Those looking to venture deeper into Chan’s seafood world should consider daytripping to the coast. Out east in Klung district, Farm Buu Nim is a locally famous spot accessible only by (free) boat, but seafood eateries are plentiful along the beaches of Laem Singh, Chao Lao and Kung Wiman as well. The Thai sweets prepared down in Nong Bua also deserve a mention; a few shops serve them all week but the day market held on weekends brings out the best of it. From there you could head to the market that comes to life beside Wat Phlap on Tuesdays and Thursdays near the Khai Noen Wong historical site. Among other unusual dishes and ingredients, stir-fried monitor lizard was on offer there when we last passed through.
If you want to peruse durian, longan, rambutan and other fruits still on the vine and sold along highways, head up-province to explore the rural districts of Khao Kitchakut, Pong Nam Ron and Soi Dao. The road leading to Wat Khao Sukim to the west of Khao Kitchakut National Park, for one, is almost entirely draped in beautiful old trees bearing the full range of Chanthaburi’s fruit offerings. The best time for fruit tasting is May through September. It’s a big business here—Chinese billionaire Jack Ma of Alibaba helicoptered in to pick up 20,000 kilos (no, that is not a typo) of durian just prior to our last visit.
Ba Mai 247/2 Sukhapiban Rd; T: (084) 653 7780; Morning to late afternoon.
Chanthorn Pochana 102/5-8 Benchamarachutit Rd; T: (039) 312 339; Mo–Su: 09:00-21:00.
Chatuchak Market Off Sukhumvit Rd next to Robinson shopping centre; Mo–Su: 17:00-22:00.
Koff House Bar and Eatery Trirat Soi 2 (across the bridge from The River Guest House); T: (083) 649 3995; Mo–Su: 10:00-24:00.

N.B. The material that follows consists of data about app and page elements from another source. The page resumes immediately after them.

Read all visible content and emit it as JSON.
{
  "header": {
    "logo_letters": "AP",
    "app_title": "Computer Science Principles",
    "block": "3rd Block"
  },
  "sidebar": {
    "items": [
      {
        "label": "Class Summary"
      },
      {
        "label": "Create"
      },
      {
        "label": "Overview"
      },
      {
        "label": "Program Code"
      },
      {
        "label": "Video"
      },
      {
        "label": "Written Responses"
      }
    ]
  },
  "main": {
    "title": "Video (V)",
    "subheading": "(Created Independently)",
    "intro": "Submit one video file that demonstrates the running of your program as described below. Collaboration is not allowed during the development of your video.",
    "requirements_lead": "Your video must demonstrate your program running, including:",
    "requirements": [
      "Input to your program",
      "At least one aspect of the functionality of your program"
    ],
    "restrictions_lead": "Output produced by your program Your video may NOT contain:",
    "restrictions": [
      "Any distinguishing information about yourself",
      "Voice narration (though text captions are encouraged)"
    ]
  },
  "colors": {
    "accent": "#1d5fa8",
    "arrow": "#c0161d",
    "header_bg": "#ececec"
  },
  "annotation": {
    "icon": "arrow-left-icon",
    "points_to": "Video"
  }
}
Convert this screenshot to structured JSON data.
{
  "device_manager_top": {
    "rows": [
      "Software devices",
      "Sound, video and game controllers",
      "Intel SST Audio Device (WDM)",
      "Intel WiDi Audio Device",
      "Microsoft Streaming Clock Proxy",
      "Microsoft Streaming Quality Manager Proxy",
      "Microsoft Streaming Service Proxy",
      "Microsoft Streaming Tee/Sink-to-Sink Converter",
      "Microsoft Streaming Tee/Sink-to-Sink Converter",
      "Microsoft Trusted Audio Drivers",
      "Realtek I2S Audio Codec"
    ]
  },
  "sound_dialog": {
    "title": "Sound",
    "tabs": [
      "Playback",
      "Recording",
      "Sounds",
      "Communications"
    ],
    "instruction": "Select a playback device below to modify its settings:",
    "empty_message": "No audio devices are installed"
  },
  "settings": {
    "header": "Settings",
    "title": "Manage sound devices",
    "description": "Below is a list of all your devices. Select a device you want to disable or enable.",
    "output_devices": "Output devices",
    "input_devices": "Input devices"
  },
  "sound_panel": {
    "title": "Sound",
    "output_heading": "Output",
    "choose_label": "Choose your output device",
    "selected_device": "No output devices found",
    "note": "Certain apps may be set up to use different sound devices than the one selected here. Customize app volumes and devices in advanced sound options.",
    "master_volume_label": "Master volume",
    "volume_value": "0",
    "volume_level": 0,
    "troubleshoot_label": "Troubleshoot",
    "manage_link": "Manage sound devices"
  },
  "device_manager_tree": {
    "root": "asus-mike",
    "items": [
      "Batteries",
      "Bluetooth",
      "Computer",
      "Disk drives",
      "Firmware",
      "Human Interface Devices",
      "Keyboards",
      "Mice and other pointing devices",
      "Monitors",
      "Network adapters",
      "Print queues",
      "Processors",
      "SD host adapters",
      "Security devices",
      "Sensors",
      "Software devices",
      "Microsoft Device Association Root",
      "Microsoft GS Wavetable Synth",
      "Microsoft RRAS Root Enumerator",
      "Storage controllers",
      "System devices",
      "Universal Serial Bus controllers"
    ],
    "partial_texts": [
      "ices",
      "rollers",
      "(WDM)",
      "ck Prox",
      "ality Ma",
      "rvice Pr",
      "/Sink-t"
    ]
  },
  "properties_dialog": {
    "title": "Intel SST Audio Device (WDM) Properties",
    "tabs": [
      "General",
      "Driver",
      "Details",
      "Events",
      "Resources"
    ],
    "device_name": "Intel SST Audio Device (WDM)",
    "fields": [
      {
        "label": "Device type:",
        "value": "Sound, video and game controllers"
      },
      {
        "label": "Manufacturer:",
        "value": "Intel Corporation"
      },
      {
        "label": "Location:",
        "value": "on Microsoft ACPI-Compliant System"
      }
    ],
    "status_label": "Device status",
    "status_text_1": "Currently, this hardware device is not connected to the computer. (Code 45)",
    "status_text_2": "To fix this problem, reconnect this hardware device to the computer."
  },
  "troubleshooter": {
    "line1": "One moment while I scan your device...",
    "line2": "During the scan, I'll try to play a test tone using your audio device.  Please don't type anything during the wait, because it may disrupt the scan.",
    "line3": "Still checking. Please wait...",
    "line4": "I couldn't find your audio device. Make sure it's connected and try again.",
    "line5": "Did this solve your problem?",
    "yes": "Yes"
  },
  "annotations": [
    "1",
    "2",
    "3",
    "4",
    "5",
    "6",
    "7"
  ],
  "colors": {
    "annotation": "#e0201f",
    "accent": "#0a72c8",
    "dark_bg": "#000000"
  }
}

Mae Kim Chia Sukhapiban Rd (orange shop with sign in Thai towards south end of street); T: (085) 155 5344; .
Muslim Restaurant Si Chan Rd across from Si Chan Soi 5; T: (081) 353 5174; Tu–Su: 09:30-18:00.
Rocket Ice Cream 255-7 Sukhapiban Rd; T: (039) 311 216; Mo–Su: 07:00-20:00.
Sweet Moon 200 Sukhapiban Rd; T: (085) 088 8919; Mo–Su: 10:00-20:00.
Talad Thetsaban West of the traffic circle across from west end of Sri Rung Muang Rd; Early morning to afternoon.
Tamajun Restaurant At Tamajun Hotel, Sukhapiban Rd; T: (098) 968 611; .
Tom Yum Sen Sukhapiban Rd; T: (097) 072 3026; Mo–Su: 09:30-17:00.
David Luekens first came to Thailand in 2005 when Thai friends from his former home of Burlington, Vermont led him on a life-changing trip. Based in Thailand since 2011, he spends much of his time eating in Bangkok street markets and island hopping the Andaman Sea.